──────── RECORD SET ────────

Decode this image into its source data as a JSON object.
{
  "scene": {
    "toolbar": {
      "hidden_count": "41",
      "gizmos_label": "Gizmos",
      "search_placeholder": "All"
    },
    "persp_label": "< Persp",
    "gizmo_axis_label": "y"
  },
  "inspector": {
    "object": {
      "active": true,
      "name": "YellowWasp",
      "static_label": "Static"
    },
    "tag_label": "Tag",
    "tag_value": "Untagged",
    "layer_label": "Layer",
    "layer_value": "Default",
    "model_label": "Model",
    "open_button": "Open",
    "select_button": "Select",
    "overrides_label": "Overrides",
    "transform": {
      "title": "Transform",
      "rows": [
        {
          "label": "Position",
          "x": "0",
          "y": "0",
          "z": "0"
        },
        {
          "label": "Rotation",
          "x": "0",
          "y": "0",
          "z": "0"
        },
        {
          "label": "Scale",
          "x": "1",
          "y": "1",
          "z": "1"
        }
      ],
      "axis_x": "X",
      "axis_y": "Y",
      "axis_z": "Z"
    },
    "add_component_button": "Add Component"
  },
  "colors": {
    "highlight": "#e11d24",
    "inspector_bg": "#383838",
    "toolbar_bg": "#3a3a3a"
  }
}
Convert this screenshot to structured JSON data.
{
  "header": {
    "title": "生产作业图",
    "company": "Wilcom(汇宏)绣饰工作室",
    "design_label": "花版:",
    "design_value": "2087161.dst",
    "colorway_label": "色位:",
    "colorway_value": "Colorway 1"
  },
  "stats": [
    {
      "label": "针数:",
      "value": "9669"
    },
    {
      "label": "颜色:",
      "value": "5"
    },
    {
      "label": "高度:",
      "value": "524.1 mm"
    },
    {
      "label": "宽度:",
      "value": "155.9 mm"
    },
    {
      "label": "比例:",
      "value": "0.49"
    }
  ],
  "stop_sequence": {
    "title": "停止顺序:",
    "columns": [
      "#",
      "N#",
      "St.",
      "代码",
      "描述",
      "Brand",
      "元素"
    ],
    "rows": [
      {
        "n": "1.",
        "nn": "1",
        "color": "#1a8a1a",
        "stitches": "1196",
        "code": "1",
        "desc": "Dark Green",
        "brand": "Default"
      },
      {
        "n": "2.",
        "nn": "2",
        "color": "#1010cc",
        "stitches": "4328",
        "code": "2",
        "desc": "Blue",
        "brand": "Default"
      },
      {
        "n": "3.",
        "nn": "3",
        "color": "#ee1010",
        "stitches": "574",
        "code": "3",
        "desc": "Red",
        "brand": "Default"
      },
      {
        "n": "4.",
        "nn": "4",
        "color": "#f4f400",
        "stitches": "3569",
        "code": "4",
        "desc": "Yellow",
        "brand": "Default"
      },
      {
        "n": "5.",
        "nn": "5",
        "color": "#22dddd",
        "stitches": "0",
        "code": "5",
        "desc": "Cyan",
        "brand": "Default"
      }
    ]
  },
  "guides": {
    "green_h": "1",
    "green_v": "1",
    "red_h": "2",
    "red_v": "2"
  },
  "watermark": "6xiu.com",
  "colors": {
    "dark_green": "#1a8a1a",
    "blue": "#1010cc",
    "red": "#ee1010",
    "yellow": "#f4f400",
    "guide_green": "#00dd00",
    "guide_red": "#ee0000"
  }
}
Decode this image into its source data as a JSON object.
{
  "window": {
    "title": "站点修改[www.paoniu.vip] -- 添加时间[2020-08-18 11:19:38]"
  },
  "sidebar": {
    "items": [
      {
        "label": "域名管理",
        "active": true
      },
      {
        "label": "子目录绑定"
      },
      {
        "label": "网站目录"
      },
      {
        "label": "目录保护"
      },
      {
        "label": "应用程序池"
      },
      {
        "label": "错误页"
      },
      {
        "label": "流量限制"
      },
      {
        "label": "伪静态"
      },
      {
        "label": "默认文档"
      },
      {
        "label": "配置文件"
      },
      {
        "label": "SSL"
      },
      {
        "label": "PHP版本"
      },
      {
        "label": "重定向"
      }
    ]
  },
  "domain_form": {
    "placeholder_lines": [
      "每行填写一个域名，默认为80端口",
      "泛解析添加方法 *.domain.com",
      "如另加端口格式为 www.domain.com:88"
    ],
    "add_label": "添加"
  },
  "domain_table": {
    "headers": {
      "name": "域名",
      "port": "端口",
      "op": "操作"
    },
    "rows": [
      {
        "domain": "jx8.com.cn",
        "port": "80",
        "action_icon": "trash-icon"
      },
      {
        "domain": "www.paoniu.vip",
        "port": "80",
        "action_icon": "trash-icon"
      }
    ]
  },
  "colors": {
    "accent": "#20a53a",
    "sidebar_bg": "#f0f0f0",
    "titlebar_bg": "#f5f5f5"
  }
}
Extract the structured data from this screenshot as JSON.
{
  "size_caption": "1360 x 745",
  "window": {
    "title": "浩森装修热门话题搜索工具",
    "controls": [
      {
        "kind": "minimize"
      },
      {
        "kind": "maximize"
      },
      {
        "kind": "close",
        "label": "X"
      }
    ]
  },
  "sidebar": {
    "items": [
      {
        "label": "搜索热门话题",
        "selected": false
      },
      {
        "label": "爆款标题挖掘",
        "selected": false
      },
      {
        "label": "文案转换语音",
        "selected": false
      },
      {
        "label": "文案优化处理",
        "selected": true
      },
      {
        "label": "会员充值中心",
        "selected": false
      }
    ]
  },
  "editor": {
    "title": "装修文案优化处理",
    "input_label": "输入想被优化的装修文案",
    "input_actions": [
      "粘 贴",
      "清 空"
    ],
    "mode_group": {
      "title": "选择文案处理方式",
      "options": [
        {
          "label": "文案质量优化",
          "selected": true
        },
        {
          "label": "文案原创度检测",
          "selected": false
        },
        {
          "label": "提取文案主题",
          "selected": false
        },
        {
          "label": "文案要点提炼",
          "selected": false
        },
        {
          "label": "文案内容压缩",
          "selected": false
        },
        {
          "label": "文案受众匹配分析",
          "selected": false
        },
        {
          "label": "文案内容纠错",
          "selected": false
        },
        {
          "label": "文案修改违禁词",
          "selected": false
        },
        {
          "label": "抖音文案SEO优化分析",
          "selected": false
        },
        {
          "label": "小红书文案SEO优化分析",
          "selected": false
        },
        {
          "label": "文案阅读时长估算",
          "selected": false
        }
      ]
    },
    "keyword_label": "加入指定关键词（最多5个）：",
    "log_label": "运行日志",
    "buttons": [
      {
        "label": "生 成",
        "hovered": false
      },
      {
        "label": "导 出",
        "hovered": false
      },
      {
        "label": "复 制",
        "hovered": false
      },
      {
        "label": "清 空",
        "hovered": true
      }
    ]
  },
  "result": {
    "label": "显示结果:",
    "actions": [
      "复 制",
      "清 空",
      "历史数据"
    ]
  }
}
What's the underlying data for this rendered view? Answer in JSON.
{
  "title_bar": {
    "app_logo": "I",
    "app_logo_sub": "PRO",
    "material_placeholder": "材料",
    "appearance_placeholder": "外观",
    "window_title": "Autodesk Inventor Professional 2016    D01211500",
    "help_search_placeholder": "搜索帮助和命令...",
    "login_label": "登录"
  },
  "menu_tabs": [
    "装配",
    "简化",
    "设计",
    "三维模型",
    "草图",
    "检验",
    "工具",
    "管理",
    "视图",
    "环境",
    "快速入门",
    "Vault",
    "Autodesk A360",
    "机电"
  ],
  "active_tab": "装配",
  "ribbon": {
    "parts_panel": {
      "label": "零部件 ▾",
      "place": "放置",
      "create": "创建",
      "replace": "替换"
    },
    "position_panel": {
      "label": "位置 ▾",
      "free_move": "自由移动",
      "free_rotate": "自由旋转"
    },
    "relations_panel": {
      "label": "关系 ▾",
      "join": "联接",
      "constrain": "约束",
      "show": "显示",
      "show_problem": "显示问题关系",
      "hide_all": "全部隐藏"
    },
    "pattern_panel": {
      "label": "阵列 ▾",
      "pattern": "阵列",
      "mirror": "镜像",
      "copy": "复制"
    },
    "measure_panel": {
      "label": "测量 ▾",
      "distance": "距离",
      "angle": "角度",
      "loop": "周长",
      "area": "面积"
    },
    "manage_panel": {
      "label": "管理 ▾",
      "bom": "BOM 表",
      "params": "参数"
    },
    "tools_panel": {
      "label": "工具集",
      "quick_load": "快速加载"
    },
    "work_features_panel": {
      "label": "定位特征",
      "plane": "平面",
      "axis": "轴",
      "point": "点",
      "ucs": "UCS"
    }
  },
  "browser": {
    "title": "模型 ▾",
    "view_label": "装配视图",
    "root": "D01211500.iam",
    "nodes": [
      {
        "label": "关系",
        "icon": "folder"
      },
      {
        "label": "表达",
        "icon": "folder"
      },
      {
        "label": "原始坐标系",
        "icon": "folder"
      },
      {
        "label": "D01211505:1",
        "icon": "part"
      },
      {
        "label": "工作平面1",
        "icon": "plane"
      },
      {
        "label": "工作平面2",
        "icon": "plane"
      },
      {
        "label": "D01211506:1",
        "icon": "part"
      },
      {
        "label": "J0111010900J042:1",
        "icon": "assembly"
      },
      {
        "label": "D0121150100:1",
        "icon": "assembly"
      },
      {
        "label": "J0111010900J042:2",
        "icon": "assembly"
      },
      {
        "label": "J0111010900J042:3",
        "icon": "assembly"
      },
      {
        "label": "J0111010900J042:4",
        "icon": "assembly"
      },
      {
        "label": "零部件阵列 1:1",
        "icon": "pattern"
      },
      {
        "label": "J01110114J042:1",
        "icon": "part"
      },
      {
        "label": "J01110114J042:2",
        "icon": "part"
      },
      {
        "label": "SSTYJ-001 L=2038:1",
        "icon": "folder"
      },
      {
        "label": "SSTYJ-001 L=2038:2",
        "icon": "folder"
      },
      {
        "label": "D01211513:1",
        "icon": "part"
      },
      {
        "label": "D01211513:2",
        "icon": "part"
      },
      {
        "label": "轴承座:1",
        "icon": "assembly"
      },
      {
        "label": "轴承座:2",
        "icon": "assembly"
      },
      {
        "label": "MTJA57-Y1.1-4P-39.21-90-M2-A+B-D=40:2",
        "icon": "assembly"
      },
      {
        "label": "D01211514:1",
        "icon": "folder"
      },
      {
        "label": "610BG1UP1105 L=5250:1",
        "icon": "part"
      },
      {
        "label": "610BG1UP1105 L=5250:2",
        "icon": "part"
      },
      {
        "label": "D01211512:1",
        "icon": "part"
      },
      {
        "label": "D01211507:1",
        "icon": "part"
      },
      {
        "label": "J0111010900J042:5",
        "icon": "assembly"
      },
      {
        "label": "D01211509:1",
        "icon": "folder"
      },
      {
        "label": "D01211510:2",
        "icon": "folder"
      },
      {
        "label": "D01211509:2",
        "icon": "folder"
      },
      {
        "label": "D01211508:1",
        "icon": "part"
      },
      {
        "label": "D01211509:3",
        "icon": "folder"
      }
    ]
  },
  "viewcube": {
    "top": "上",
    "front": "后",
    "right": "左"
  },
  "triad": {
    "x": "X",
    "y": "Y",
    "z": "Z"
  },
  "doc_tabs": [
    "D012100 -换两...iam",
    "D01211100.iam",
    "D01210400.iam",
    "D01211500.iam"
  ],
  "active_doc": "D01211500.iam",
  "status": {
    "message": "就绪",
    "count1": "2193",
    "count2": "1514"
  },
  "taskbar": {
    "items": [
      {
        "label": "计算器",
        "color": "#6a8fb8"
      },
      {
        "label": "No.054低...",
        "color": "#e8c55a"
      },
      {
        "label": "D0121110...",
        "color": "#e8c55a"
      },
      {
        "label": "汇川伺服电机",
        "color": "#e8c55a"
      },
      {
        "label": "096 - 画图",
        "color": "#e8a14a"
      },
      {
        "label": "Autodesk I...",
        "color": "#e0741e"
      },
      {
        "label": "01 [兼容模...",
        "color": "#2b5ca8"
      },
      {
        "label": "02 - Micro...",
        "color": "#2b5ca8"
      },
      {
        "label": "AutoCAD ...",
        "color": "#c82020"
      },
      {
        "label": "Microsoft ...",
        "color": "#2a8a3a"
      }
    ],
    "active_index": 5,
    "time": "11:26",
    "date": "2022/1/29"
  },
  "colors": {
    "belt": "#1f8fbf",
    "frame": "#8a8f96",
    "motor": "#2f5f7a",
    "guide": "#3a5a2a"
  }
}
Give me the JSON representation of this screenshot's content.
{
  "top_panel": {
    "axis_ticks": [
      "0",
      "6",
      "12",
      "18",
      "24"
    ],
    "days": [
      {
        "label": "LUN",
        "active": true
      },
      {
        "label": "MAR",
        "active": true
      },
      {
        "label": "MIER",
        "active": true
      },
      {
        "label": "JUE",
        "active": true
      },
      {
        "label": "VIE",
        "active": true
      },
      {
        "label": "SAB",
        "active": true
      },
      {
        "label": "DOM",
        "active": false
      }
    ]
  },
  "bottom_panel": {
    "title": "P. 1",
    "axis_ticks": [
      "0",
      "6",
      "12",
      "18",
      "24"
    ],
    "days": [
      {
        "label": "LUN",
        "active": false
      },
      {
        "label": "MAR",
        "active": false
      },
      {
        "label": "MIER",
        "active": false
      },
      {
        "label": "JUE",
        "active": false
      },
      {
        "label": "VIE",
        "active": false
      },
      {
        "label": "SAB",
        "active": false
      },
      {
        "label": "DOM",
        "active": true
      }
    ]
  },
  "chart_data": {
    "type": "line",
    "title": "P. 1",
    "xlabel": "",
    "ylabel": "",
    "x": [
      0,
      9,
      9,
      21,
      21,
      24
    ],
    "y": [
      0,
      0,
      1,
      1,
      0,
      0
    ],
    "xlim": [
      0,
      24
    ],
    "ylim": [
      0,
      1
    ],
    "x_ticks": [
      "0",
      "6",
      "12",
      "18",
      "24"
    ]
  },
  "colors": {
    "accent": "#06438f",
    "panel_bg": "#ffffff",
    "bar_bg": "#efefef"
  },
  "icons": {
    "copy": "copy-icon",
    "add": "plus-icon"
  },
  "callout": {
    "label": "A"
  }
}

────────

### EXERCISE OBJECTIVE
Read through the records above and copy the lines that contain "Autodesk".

### SOLUTION TO THIS PROBLEM
    "window_title": "Autodesk Inventor Professional 2016    D01211500",
    "Autodesk A360",
        "label": "Autodesk I...",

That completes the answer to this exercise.